I tweeted recently about something an author had done that made me feel cheated. My tweet went viral and the author’s behaviour received near-universal condemnation. So if you don’t want to infuriate your readers, don’t do what he did.
A few days ago I finished the book I was reading and trawled through my kindle for something new to read. I happen to have *cough cough* pages of books I’ve bought or downloaded free and haven’t quite got around to reading, so I knew I’d find something.
Sure enough, I came across a book I didn’t recall buying. The cover was attractive enough as a black-and-white thumbnail, and the first half sentence of blurb that my kindle displays was intriguing.
A post-apocalyptic world. Zombies. Yep, that sounded like some good light entertainment.
I began to read.
Continue reading “Authors, whatever you do, don’t do this”
Kristine Kathryn Rusch argues knowledgeably and convincingly that authors should self-publish. I still don’t plan to. Here’s why.

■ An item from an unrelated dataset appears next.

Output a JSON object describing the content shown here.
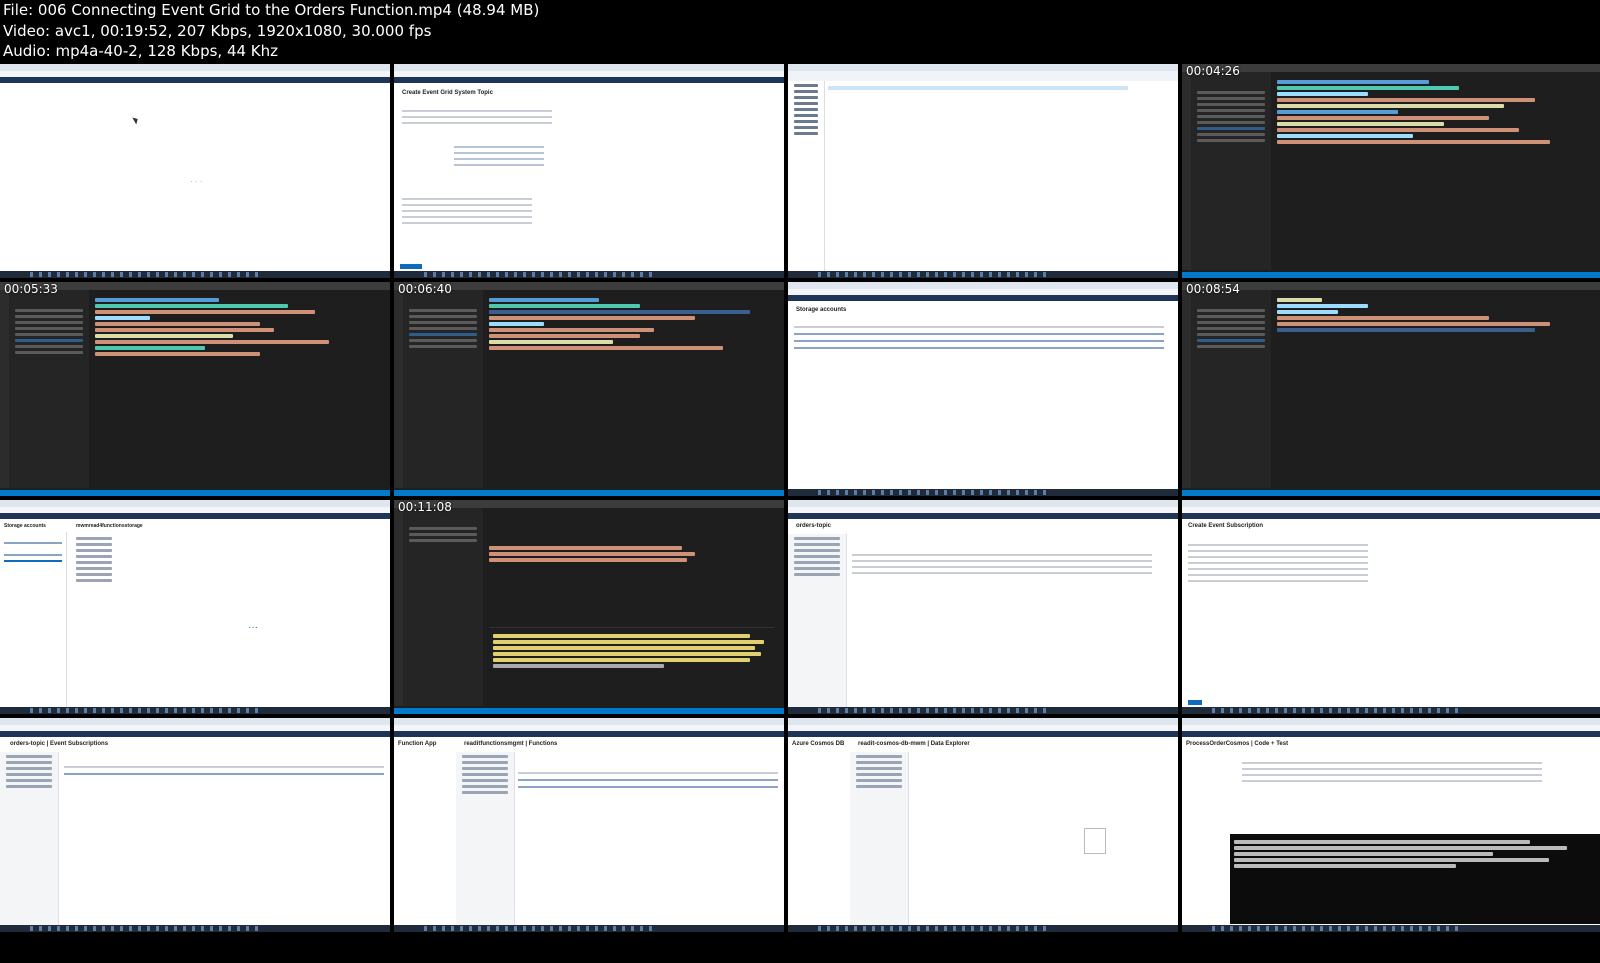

I promised you a very serious blog post, and here it is.
I’m a long-time fan of Kristine Kathryn Rusch’s (though for some reason I can never remember her name).

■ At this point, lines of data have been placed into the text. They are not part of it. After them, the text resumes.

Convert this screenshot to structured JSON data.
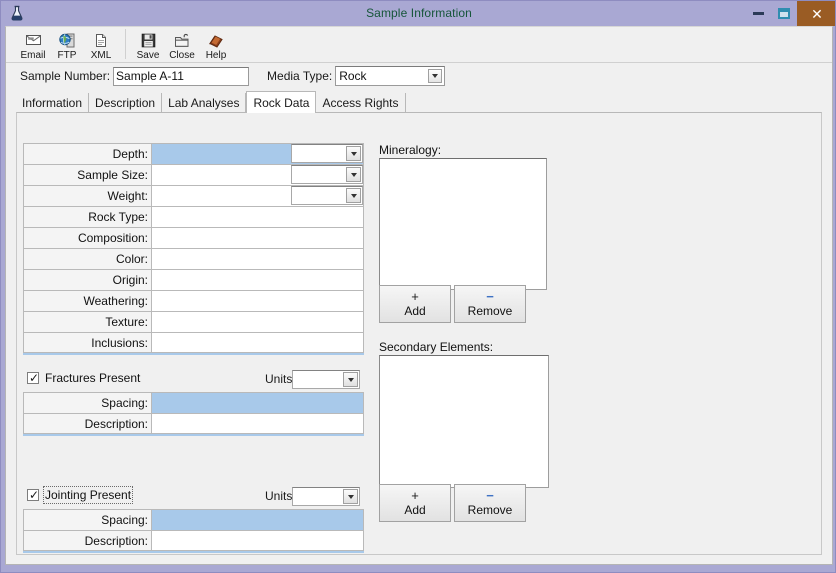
{
  "window": {
    "title": "Sample Information",
    "icon": "flask-icon",
    "controls": {
      "minimize": "minimize-icon",
      "maximize": "maximize-icon",
      "close": "✕"
    },
    "close_color": "#9a5c24",
    "titlebar_color": "#a9a8d3",
    "title_text_color": "#16563a"
  },
  "toolbar": {
    "items": [
      {
        "label": "Email",
        "icon": "email-icon"
      },
      {
        "label": "FTP",
        "icon": "ftp-icon"
      },
      {
        "label": "XML",
        "icon": "xml-icon"
      }
    ],
    "items2": [
      {
        "label": "Save",
        "icon": "save-icon"
      },
      {
        "label": "Close",
        "icon": "close-folder-icon"
      },
      {
        "label": "Help",
        "icon": "help-book-icon"
      }
    ]
  },
  "header": {
    "sample_number_label": "Sample Number:",
    "sample_number_value": "Sample A-11",
    "media_type_label": "Media Type:",
    "media_type_value": "Rock"
  },
  "tabs": [
    {
      "label": "Information",
      "active": false
    },
    {
      "label": "Description",
      "active": false
    },
    {
      "label": "Lab Analyses",
      "active": false
    },
    {
      "label": "Rock Data",
      "active": true
    },
    {
      "label": "Access Rights",
      "active": false
    }
  ],
  "rock_data": {
    "rows": [
      {
        "label": "Depth:",
        "value": "",
        "selected": true,
        "has_units": true
      },
      {
        "label": "Sample Size:",
        "value": "",
        "selected": false,
        "has_units": true
      },
      {
        "label": "Weight:",
        "value": "",
        "selected": false,
        "has_units": true
      },
      {
        "label": "Rock Type:",
        "value": "",
        "selected": false,
        "has_units": false
      },
      {
        "label": "Composition:",
        "value": "",
        "selected": false,
        "has_units": false
      },
      {
        "label": "Color:",
        "value": "",
        "selected": false,
        "has_units": false
      },
      {
        "label": "Origin:",
        "value": "",
        "selected": false,
        "has_units": false
      },
      {
        "label": "Weathering:",
        "value": "",
        "selected": false,
        "has_units": false
      },
      {
        "label": "Texture:",
        "value": "",
        "selected": false,
        "has_units": false
      },
      {
        "label": "Inclusions:",
        "value": "",
        "selected": false,
        "has_units": false
      }
    ]
  },
  "fractures": {
    "checkbox_label": "Fractures Present",
    "checked": true,
    "focused": false,
    "units_label": "Units:",
    "units_value": "",
    "rows": [
      {
        "label": "Spacing:",
        "value": "",
        "selected": true
      },
      {
        "label": "Description:",
        "value": "",
        "selected": false
      }
    ]
  },
  "jointing": {
    "checkbox_label": "Jointing Present",
    "checked": true,
    "focused": true,
    "units_label": "Units:",
    "units_value": "",
    "rows": [
      {
        "label": "Spacing:",
        "value": "",
        "selected": true
      },
      {
        "label": "Description:",
        "value": "",
        "selected": false
      }
    ]
  },
  "mineralogy": {
    "label": "Mineralogy:",
    "items": [],
    "add_symbol": "+",
    "add_label": "Add",
    "remove_symbol": "−",
    "remove_label": "Remove"
  },
  "secondary_elements": {
    "label": "Secondary Elements:",
    "items": [],
    "add_symbol": "+",
    "add_label": "Add",
    "remove_symbol": "−",
    "remove_label": "Remove"
  },
  "colors": {
    "selection_blue": "#a8c9ea",
    "panel_gray": "#f0f0f0",
    "label_gray": "#f4f4f4",
    "minus_blue": "#3f72c4"
  }
}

She’s a New York Times and USA Today bestselling author, but I admit I’ve never tried her fiction.
I’m a fan of her blog.
She writes about the publishing industry, but not regurgitated primers on how to get published or the latest gossip. She writes well-researched, detailed posts about the nitty gritty things you need to know if you want to make a living as a writer, such as licensing rights, contract clauses, and why you should avoid agents and traditional publishers like the coronavirus.
Continue reading “A very serious blog post on traditional publishing”